Confession of judgment procedures' have seldom received unrestricted legislative approval by the states--the vast majority of jurisdictions have enacted legislation either to eliminate the practice entirely or to limit severely its use. Unrestricted employment of the procedure in consumer transactions is prevalent only in the states of Pennsylvania, Illinois and Ohio, which account for a preponderance of the confessed judgments in the United States today. Although the constitutional validity of cognovit notes has been questioned on numerous occasions, the Supreme Court had never addressed this issue until its recent decisions upholding the use of these devices in D.H. Overmyer Co. v. Frick Co. and Swarb v. Lennox. An examination of these decisions, together with judicial treatment of other areas presenting similar constitutional considerations, indicates a fundamental inconsistency in delineation of the scope of an individual's due process right to be protected in his person and property.

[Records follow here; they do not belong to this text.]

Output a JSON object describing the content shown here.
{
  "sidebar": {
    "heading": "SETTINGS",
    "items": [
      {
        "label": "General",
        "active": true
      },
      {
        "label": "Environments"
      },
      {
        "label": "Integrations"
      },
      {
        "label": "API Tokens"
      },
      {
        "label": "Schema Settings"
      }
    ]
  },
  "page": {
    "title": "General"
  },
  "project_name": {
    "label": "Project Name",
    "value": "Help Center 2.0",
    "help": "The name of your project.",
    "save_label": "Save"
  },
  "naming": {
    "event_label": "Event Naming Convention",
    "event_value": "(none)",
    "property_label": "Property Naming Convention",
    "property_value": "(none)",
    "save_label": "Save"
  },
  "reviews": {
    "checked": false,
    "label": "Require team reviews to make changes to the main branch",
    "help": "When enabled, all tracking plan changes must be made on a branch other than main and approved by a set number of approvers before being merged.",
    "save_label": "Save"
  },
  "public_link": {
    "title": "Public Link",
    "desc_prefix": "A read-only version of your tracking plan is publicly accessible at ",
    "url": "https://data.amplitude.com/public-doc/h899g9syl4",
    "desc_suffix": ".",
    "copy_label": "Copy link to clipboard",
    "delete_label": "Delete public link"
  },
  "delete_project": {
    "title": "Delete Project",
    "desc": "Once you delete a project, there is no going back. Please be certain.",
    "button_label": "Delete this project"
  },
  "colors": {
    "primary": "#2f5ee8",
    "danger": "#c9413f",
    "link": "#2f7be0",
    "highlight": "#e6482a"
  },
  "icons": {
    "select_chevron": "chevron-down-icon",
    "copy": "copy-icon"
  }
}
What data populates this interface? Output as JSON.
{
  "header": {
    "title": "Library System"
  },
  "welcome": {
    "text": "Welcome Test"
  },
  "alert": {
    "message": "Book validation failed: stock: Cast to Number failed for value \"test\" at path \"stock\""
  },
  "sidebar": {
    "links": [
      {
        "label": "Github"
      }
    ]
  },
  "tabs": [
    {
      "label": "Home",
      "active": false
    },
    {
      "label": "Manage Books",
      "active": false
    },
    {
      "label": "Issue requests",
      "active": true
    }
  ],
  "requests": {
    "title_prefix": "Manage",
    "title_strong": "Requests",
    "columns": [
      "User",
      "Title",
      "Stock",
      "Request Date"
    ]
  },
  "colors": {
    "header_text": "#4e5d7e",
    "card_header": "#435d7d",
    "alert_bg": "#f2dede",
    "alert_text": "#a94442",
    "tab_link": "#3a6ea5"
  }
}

Law Review Staff,
25 Vanderbilt Law Review
Available at: https://scholarship.law.vanderbilt.edu/vlr/vol25/iss3/5